The Importance of Rhythm
When I think of schedules I begin to feel the tension building in my body. My thoughts anxiously skip from task to task as I question whether or not I will actually be able to do it all as planned.
My heart beats faster and I feel like I can’t breathe.
I feel like I am running full speed into a dark alley without an escape route and, not surprisingly, I don’t want to go.
When I think of rhythm the tension begins to melt and both my mind and body begin to feel in harmony as a sense of ease washes over me.
Why? Because rhythm mirrors our natural state of being while schedules attempt to manipulate it. Allow me to explain…
Patterson & Bradley tell us, We are all born into the world of rhythms; the rise and fall of the breath, the beating of your heart, the rising and setting of the sun, the phases of the moon, the seven days of the week, and the changing of the tides and seasons. The rhythms in both our internal and external worlds support and maintain us as we move from task to task, day by day, week by week.

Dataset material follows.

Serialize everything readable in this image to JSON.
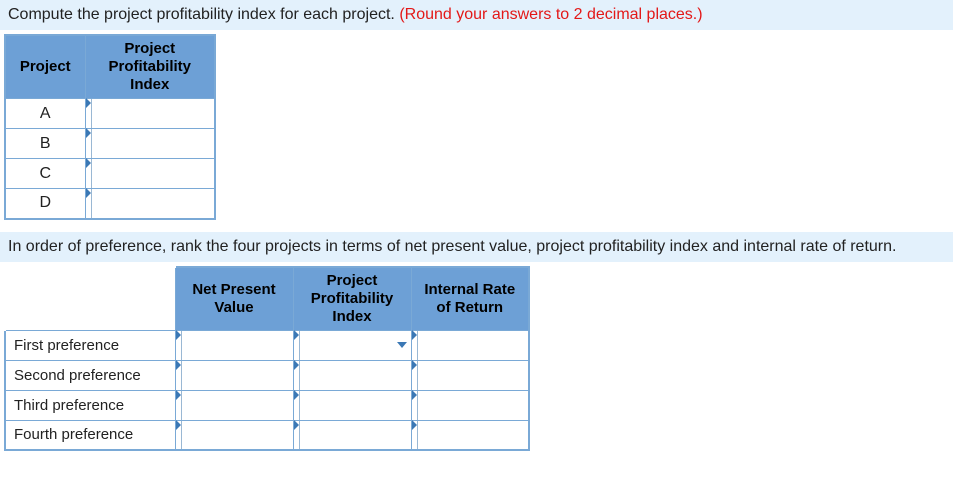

In the days of our ancestors, people depended directly on nature for the way they chose to live their daily lives. Their lives were more rhythmical and in sync with natural rhythms. They instinctively knew that these rhythms both fortified their work and were good for them.

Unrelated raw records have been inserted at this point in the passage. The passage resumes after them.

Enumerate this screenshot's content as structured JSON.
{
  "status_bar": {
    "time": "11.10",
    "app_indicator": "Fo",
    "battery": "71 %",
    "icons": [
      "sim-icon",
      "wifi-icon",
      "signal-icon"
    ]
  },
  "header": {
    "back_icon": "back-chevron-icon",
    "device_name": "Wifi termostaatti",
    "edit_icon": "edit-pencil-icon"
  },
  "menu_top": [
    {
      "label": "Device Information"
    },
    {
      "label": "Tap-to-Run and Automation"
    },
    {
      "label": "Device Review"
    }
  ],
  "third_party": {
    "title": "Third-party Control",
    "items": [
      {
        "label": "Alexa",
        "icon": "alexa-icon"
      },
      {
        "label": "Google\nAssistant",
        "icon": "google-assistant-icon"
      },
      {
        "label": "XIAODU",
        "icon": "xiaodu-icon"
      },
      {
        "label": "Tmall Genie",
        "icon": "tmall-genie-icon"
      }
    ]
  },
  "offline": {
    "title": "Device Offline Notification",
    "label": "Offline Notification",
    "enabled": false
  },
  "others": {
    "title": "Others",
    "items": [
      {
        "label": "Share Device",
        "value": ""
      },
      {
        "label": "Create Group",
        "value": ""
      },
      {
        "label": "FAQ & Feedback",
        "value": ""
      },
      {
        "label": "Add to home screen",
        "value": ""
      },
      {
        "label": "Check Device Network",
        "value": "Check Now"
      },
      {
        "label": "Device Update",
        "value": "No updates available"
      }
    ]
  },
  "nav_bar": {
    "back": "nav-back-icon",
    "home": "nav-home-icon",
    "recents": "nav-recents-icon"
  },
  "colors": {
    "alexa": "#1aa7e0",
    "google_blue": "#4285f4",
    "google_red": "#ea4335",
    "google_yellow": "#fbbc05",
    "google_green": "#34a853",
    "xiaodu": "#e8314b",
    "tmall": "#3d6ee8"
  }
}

With the advent of modern conveniences such as dishwashers and washing machines, we are no longer required to abide by these natural rhythms of daily life. I doubt any of us want to give up these modern conveniences for rhythm, myself included, but we must add rhythm back into our lives if we want our children [especially infants and toddlers] to have a sense of security within their ever-changing world.
When we provide supporting rhythms at home we help our children connect in a stronger way to the rhythms of nature. When children have regular external rhythms, their internal rhythms can begin to develop in harmony with their external world.

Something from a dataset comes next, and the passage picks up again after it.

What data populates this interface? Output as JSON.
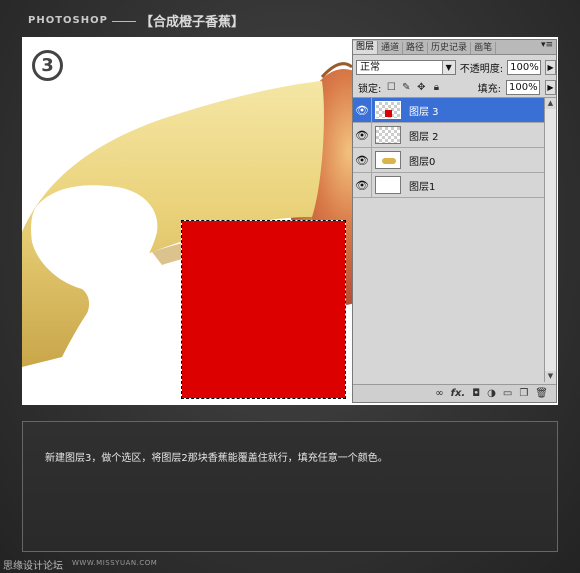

Today, when we look at our own lives, more and more of us are out of sync. Out of sync with the natural world, out of sync with each other, and out of sync with ourselves.
Patterson & Bradley write, “We all know that bodily rhythm is an indicator of health or illness. A doctor checks the patient’s internal rhythms of heart, blood pressure, and pulse during an examination. When the patient has irregularities in these rhythms, this may indicate illness.” (p. 32)
Dancy explains rhythm as follows, “Creating a rhythmical home life will nourish both you and your child… Because the young child is so centered in the body and in imitation, rhythm is one of the most important keys to discipline. It both guides the child’s life by creating good habits and helps avoid arguments and problems.” (Kindle Loc 2071)
A predictable rhythm has psychological benefits as well–it gives us a sense of security if we know what is going to happen. Imagine if we had to wonder every morning whether the sun was going to rise? Now imagine how your newborn child must feel without rhythm.
Creating a rhythm for our lives has helped me immeasurably with my spirited, strong-willed daughter because she has had a very difficult time with transitions. Having a daily rhythm has helped us get through our day without her breaking down–and me melting right along with her–every time we change from one activity to the next.
Creating a daily and weekly rhythm will help you get organized for good! Following a rhythm increases your ability to stay focused, get things done, and will allow you to find freedom within the structure of your every day.
The links below are amazon affiliate links to some of my favorite parenting books. I earn a very small commission at no extra cost to you. Thank you for choosing to support this blog!
- Beyond the Rainbow Bridge: Nurturing Our Children from Birth to Seven by Barbara J. Patterson and Pamela Bradley.
- You Are Your Child’s First Teacher, Third Edition: Encouraging Your Child’s Natural Development from Birth to Age Six by Rahima Baldwin Dancy
- Heaven on Earth: A Handbook for Parents of Young Children by Sharifa Oppenheimer
Other articles in this series:
- Get Organized for Good Using the Power of Rhythm
- Establishing Household Rhythms
- 10 Reasons to Make Rhythm a Habit
- Creating Positive Habits
- 7 Reasons to Add the Waldorf Color of the Day to Your Daily Rhythm